Polling places have a habit of moving around! Before you set out to vote, check to make sure you know where your polling place is for the primary at MyVote.WI.gov. You can also see a sample of the ballot for your specific location. Remember that Assembly District lines were redrawn after the 2020 census. That has made a difference for all residents of Shorewood and Glendale and some residents of Brown Deer and Milwaukee.
Our Elections 2022 pages have you covered. The links from the main page take you to the pages for each race: US Senate; Governor; Lieutenant Governor; Attorney General; Secretary of State; Treasurer; Assembly Districts 10, 23, 24 & 60; and Congressional District 4. (There is no Democrat running for Congressional District 6.) We also have a modest amount of information about candidates running for Milwaukee Count Sheriff.
Would you like a yard sign for Governor Evers? We have some in various locations.
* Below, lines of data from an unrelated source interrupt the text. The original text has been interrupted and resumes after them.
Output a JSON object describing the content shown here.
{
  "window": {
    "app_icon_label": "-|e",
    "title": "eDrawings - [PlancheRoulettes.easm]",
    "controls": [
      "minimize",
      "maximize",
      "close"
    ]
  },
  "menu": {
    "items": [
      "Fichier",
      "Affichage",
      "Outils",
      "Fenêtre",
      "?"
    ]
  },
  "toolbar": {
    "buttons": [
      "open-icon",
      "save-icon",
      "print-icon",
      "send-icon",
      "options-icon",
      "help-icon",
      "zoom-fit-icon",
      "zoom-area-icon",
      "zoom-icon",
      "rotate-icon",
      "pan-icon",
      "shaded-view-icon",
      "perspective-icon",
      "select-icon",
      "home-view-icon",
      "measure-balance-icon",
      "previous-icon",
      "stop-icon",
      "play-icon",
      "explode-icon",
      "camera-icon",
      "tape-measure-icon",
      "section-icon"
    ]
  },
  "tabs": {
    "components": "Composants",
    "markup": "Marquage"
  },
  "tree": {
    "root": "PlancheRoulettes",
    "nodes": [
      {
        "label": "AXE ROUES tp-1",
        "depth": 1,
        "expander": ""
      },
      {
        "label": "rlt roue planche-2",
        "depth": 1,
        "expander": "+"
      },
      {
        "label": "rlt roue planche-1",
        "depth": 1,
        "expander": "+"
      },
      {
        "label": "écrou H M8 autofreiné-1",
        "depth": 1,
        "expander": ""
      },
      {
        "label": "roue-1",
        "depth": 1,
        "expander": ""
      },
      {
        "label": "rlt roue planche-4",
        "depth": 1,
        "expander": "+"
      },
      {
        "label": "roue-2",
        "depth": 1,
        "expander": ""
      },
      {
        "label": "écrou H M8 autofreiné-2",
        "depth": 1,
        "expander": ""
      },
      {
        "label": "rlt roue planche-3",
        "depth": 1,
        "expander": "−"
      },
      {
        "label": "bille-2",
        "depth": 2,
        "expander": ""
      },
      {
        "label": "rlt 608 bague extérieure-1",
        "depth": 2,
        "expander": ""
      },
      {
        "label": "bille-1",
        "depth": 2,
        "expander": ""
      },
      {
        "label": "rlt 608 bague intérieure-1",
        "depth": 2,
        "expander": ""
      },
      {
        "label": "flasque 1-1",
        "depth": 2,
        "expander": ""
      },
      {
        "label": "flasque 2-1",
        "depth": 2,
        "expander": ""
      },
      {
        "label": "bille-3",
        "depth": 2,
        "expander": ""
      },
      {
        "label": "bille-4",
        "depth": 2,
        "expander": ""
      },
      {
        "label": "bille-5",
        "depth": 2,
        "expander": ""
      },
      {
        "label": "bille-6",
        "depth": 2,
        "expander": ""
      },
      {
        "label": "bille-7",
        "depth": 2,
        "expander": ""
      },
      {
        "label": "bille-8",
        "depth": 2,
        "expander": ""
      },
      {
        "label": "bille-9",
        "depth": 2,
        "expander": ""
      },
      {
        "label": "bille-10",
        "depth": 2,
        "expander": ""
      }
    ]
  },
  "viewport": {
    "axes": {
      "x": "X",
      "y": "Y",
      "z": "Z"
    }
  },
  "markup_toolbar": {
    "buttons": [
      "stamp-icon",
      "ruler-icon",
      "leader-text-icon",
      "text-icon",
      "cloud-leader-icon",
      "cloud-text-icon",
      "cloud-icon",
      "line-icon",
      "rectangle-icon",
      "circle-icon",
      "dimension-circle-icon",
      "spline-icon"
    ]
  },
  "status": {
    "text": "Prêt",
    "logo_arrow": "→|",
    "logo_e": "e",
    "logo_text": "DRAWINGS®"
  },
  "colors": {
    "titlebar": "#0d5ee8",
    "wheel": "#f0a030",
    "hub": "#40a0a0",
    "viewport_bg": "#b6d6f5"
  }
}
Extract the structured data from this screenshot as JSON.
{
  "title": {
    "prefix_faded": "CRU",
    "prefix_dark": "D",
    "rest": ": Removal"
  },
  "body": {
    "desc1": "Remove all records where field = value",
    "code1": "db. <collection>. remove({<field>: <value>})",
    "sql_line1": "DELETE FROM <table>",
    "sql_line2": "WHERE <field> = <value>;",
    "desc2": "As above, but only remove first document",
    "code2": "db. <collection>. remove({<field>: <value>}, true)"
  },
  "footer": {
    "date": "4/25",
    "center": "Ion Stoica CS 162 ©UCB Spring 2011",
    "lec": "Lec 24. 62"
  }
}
To get one, send email to the person listed for your area to arrange a pick-up.
- Shorewood: Paul Geenen;
- Shorewood: Norma Gilson;
- Whitefish Bay: Shirley Horowitz;
- Glendale: Cheryl Maranto;
- Bayside, Brown Deer, Fox Point: Eilene Stevens;
- Ozaukee County: Kath Michel.
Also, the Democratic Party of Milwaukee County has yard signs for other Democratic candidates in our area. You can pick them up at the office, 2999 S. Delaware Ave in Milwaukee, during office hours: M - F 10am - 7pm and Saturdays from 9am - 1pm. You might want to call ahead to check on which signs are available: (414) 269-9287.
Finally, here are two Save the Date announcements for Town Halls from WISN 12 in collaboration with University of Wisconsin-Madison and Nō Studios:
- On Monday, August 1, 2022, from 7:00pm - 8:00pm, the Town Hall will include Republican candidates in the primary election for Wisconsin governor. Former Lieutenant Governor Rebecca Kleefisch, businessman Tim Michels, and Wisconsin State representative Timothy Ramthun (R) Kewaskum are invited to take part in the town hall. Grassroots North Shore supporters might want to tune in to check out the competition!
- On Tuesday, August 2, from 6:30pm - 8:00pm, the Town Hall features the Democratic candidates for the state’s U.S. Senate primary election: Lieutenant Governor Mandela Barnes, Milwaukee Bucks Senior Vice President Alex Lasry, Wisconsin State Treasurer Sarah Godlewski, and Outagamie County Executive Tom Nelson.
If you want, you can submit questions for the candidates.
And a coda: As you probably already know, the January 6 Select Committee will hold another hearing on Thursday, July 21, beginning at 7pm CDT. Because Chairman Bennie Thompson announced that he has COVID-19, Vice Chair Liz Cheney will helm the meeting. It promises to be a doozy. I'm sure most major news outlets will be airing it live. Tune in.